Vibe Report: What’s Happening at NYC’s First Legal Cannabis Store?
Over the past year or so, I have had the good fortune to become intimately acquainted with the topography of this great nation, via the two solo road trip and random encounters of long distance relationships that took me everywhere from Albuquerque, New Mexico, to Portland, Oregon, but actually Maine too, now that I think about it. I’ve stayed in big cities and small towns, laid my head in thermal spas and creepy Airbnbs, and eaten more bites of Starbucks eggs than I can total, but if I were to assign a theme to my travels, it would be the following question: What is the weed situation at my next destination?
There’s something about describing your weed consumption (even as a reasonably responsible adult) that can make you feel exactly like a 14-year-old skateboarder brother bragging about how he totally branded with ganja primo, but what to say? Early mornings and red-eye flights had a real impact on my ability to drink before a day of travel, and given the increasing legality of marijuana in the US, I’ve learned to replace my evening wine glass by chewing gum or half a joint before curing a bit of reality TV.
In Southern California, where I spent November with my partner, getting weed is ridiculously easy; the state legalized the use, sale, and cultivation of recreational cannabis for adults 21 and older in 2016, and at this point LA is absolutely saturated with dispensaries. (Seriously, there might be more weed “collectives” there than Starbucks locations.) Driving home, however, presented a problem: The marijuana I’d bought legally in California was still illegal in California. Texas, where I live; and although marijuana has been legal in Arizona for “adult personal use” since 2020, and New Mexico legalized recreational use a year later, if I had driven all the way to Utah – like I was considering doing it to meet a friend in Moab – my weed would have been a problem, just like when I traveled to Marfa, TX to crash at a friend of a friend’s guest house and that I left everything I had bought in front of a border inspection station in El Paso.
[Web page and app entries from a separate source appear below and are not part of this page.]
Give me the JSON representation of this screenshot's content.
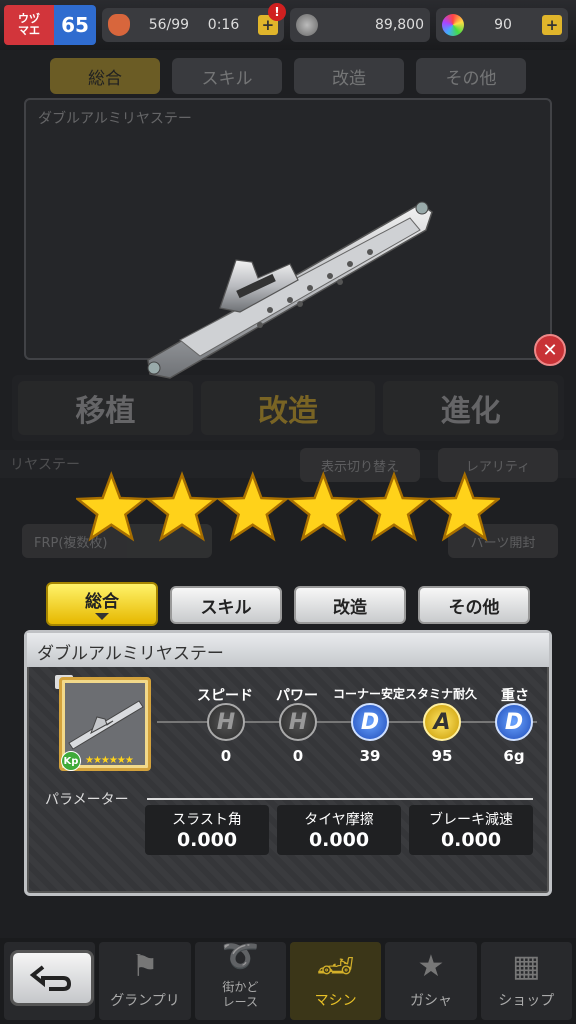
{
  "status_bar": {
    "rank_label": "ウヅ\nマエ",
    "rank_value": "65",
    "stamina": "56/99",
    "timer": "0:16",
    "alert": "!",
    "coins": "89,800",
    "gems": "90",
    "plus": "+"
  },
  "background": {
    "tabs": [
      "総合",
      "スキル",
      "改造",
      "その他"
    ],
    "panel_title": "ダブルアルミリヤステー",
    "actions": [
      "移植",
      "改造",
      "進化"
    ],
    "lower_header": "リヤステー",
    "chips": [
      "表示切り替え",
      "レアリティ",
      "FRP(複数枚)",
      "パーツ開封"
    ]
  },
  "rarity_stars": 6,
  "tabs": {
    "overall": "総合",
    "skill": "スキル",
    "modify": "改造",
    "other": "その他"
  },
  "part": {
    "name": "ダブルアルミリヤステー",
    "kp_label": "Kp",
    "thumb_stars": "★★★★★★"
  },
  "stats": {
    "headers": [
      "スピード",
      "パワー",
      "コーナー安定",
      "スタミナ耐久",
      "重さ"
    ],
    "grades": [
      "H",
      "H",
      "D",
      "A",
      "D"
    ],
    "values": [
      "0",
      "0",
      "39",
      "95",
      "6g"
    ]
  },
  "parameters": {
    "label": "パラメーター",
    "items": [
      {
        "name": "スラスト角",
        "value": "0.000"
      },
      {
        "name": "タイヤ摩擦",
        "value": "0.000"
      },
      {
        "name": "ブレーキ減速",
        "value": "0.000"
      }
    ]
  },
  "nav": {
    "items": [
      "グランプリ",
      "街かど\nレース",
      "マシン",
      "ガシャ",
      "ショップ"
    ]
  },
  "colors": {
    "gold": "#e6b800",
    "grade_d": "#1f4bb8",
    "grade_a": "#c99a00",
    "close": "#c83236"
  }
}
In New York, the state where I grew up and where most of my friends and family still live, the recreational use of marijuana was legalized in 2021; in fact, my best friend lives upstate and works at a dispensary just across the border from Massachusetts, where savvy New York smokers have been picking up their (legal) weed for years. In New York, however, the landscape of (roughly) legal weed has long been defined by the ubiquitous “weed bodega,” which Braked Writer Bridget Read described last year as a “sticky, snack-filled convenience store vendor, like the usual bodega-smoking cousin.”